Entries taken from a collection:

BEGIN

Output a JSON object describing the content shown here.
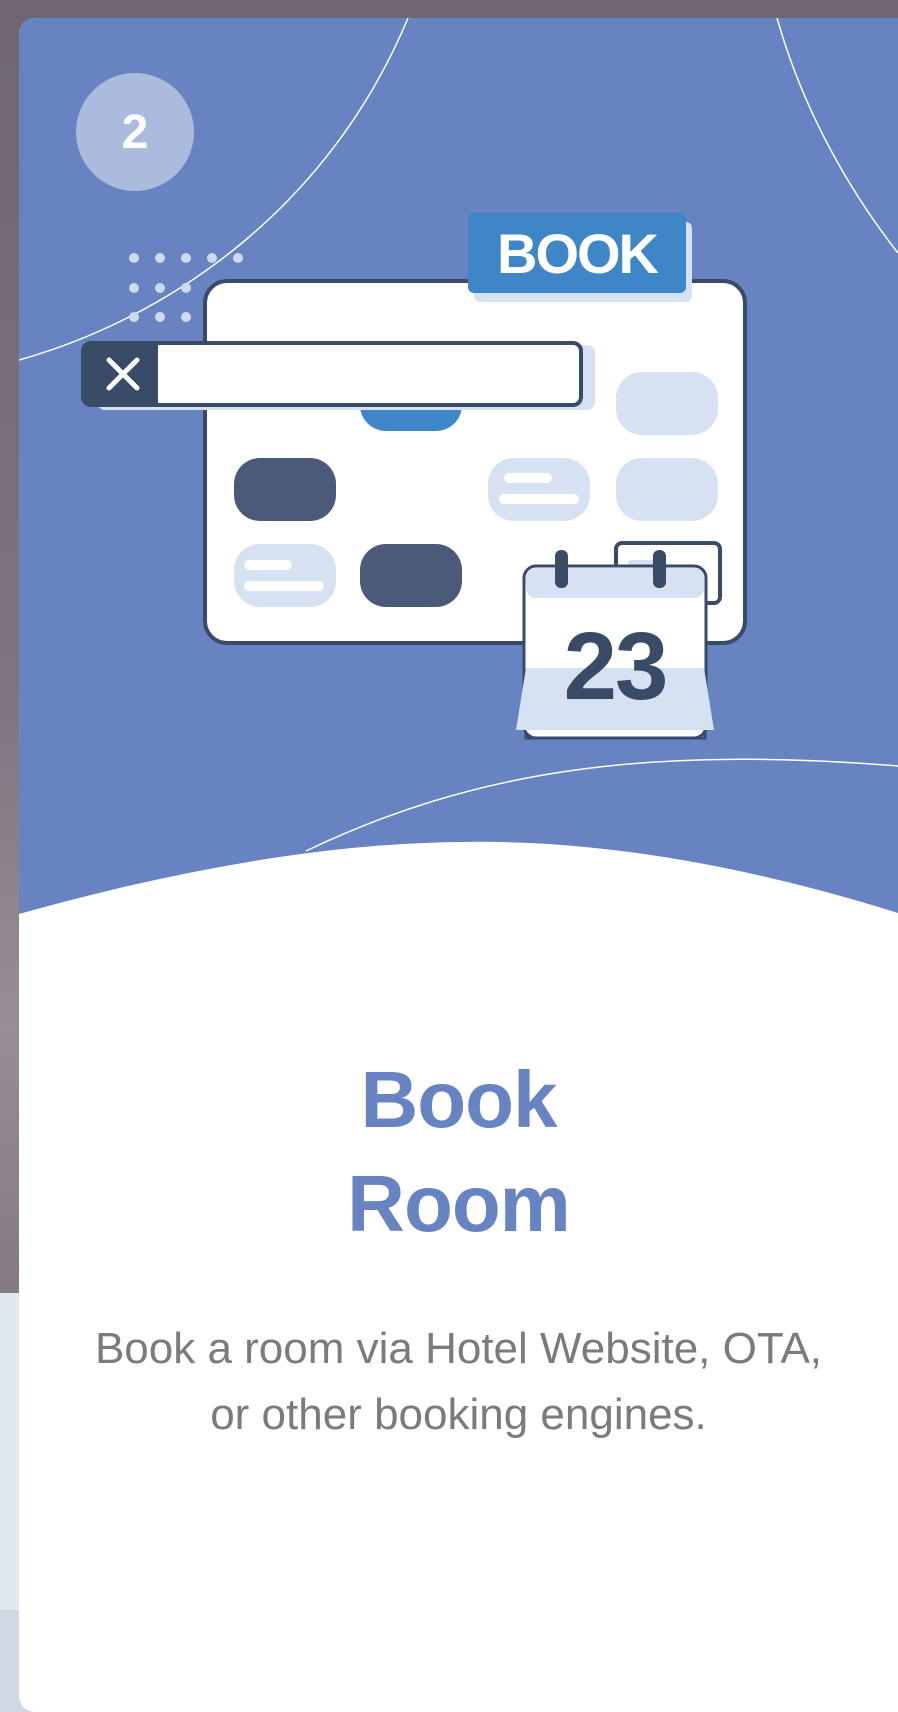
{
  "step": {
    "number": "2"
  },
  "card": {
    "title_line1": "Book",
    "title_line2": "Room",
    "description": "Book a room via Hotel Website, OTA, or other booking engines."
  },
  "illustration": {
    "book_label": "BOOK",
    "calendar_day": "23",
    "close_icon": "close-icon"
  },
  "colors": {
    "hero_blue": "#6783c2",
    "accent_blue": "#3f86c8",
    "navy": "#3a4b68",
    "light_blue": "#d6e1f2",
    "text_gray": "#7b7b7b"
  }
}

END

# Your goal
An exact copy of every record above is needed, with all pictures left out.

# Worked solution
Output a JSON object describing the content shown here.
{
  "step": {
    "number": "2"
  },
  "card": {
    "title_line1": "Book",
    "title_line2": "Room",
    "description": "Book a room via Hotel Website, OTA, or other booking engines."
  },
  "illustration": {
    "book_label": "BOOK",
    "calendar_day": "23",
    "close_icon": "close-icon"
  },
  "colors": {
    "hero_blue": "#6783c2",
    "accent_blue": "#3f86c8",
    "navy": "#3a4b68",
    "light_blue": "#d6e1f2",
    "text_gray": "#7b7b7b"
  }
}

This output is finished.